The ECB is looking for a banking expert to replace the head of the Single Supervisory Mechanism (SSM), Daniele Nouy, when her term expires at the end of this year and to oversee a sector weighed down by bad loans and shrinking profit margins.
Donnery, the deputy governor of the Central Bank of Ireland, already leads an ECB taskforce charged with bringing down the euro zone’s trillion euro problem of soured credit inherited from the financial crisis and concentrated in southern Europe.
Last week she became the first person to declare her candidacy to take over at the SSM on Jan. 1, 2019.

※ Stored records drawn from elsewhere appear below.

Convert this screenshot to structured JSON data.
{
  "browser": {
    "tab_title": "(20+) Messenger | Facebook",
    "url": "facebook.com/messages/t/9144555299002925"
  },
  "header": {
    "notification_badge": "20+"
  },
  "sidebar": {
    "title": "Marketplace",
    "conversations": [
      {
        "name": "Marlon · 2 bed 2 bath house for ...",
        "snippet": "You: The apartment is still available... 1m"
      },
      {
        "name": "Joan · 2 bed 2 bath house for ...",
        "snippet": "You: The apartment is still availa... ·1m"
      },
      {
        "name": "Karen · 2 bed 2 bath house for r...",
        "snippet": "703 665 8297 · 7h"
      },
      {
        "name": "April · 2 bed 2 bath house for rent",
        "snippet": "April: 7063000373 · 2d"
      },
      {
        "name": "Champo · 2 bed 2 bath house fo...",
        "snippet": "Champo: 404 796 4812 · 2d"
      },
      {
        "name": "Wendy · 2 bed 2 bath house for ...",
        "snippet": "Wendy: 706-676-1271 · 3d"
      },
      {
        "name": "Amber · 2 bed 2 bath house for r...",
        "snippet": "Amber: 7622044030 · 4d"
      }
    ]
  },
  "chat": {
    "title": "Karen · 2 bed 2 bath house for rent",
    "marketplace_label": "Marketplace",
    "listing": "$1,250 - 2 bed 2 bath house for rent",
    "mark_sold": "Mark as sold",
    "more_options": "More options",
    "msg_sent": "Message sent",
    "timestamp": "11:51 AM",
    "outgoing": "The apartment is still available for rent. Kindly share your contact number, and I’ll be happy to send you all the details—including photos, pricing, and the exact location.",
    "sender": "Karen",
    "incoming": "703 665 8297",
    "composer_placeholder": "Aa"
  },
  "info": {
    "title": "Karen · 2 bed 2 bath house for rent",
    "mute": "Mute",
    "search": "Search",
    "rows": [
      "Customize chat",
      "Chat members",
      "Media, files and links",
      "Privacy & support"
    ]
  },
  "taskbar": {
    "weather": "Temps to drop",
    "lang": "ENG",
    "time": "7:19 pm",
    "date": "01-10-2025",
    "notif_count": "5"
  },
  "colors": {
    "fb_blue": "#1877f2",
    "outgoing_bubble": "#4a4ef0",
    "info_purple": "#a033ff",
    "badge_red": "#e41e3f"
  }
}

Berlin is hoping to rally other countries behind Donnery to rival likely Italian candidates such as Andrea Enria, chairman of the European Banking Authority, or ECB supervisor Ignazio Angeloni, the source said.
A spokesman for the German finance minister declined to comment. A spokesperson for Chancellor Angela Merkel did not immediately offer a comment.
German supervisors have called for rigour on unpaid bank loans. But Italy, where the problem is larger because the government did not bail out its banks during the financial crisis, has obtained some leniency, to the dismay of some in the bloc’s core.
Supporting Donnery, rather than pushing for its own candidate, would make it easier for Germany to aim for higher profile roles due to come up in the European Union over the next year, including the heads of the European Commission and the ECB itself, the source added.
Huge levels of bad debt at Irish banks triggered a crisis which forced Dublin to take an international bailout in 2010. However, since then Irish authorities have won praise for tackling the problem.
Since 2013 - the year Donnery was first promoted to a senior position at the central bank - bad debts have fallen from 32 percent of Irish banks’ total loans to around 14 percent.
In addition to her credentials as a banking watchdog, Donnery was also seen as fitting well into the European Parliament’s push to have more women at the helm of EU institutions, the source said.
While the top SSM position is already held by a woman, a Donnery appointment would at least maintain the status quo, whereas all the other names floated so far as possible candidates are those of men.
With just 27 percent of women in management positions, the ECB has admitted it is falling short of its own gender target.
Donnery and France’s top financial markets regulator Robert Ophele are the only candidates to have made their application public so far.
Media reports have also mentioned Enria, Angeloni and former Dutch supervisor Jan Sijbrand as among potential candidates.
The head of the SSM is proposed by the ECB after a competitive application process, but the appointment is made by the heads of EU governments as part of a broader chess game to distribute top roles among countries.
According to some insiders, Donnery’s appointment would decrease the chances of Irish central bank governor Philip Lane becoming the ECB’s next chief economist when Peter Praet’s mandate expires at the end of May 2019.
Additional reporting by Tom Koerkemeier in Berlin, editing by Silvia Aloisi and David Stamp